• **Description of the task**
Where a line of the data holds the word "Group", copy that line.

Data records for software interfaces
###
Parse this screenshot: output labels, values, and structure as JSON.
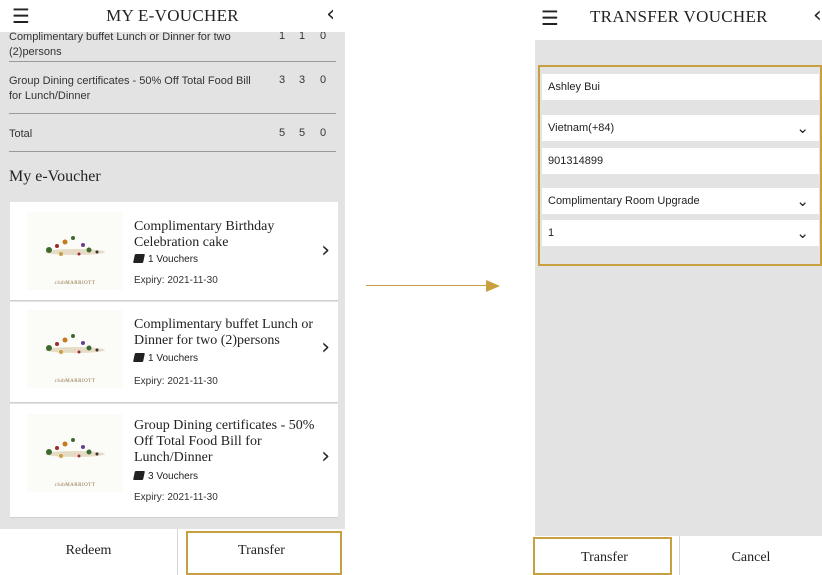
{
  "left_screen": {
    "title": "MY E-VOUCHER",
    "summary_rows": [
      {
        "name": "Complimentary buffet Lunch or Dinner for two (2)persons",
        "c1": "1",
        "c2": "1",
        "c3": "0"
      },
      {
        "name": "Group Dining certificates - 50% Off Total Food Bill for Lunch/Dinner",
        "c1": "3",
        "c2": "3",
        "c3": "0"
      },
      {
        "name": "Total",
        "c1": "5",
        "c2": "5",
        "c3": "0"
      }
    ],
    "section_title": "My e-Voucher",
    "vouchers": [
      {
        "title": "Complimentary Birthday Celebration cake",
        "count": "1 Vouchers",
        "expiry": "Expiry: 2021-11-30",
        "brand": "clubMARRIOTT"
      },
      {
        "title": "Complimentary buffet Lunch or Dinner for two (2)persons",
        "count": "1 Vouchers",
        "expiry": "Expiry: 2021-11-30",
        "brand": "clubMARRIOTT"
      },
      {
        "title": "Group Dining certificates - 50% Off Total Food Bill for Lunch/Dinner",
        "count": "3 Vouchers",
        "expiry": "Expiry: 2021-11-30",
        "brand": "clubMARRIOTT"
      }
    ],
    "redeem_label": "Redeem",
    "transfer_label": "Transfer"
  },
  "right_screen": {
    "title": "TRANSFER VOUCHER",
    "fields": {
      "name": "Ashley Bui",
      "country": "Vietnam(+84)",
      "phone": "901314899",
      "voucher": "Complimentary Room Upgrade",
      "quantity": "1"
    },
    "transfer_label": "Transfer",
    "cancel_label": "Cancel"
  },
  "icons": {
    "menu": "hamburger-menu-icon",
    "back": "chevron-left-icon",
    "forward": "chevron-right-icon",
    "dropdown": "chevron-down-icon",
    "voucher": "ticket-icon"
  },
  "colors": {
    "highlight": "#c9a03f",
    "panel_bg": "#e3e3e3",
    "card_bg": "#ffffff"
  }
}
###
• **Task solution**
        "name": "Group Dining certificates - 50% Off Total Food Bill for Lunch/Dinner",
        "title": "Group Dining certificates - 50% Off Total Food Bill for Lunch/Dinner",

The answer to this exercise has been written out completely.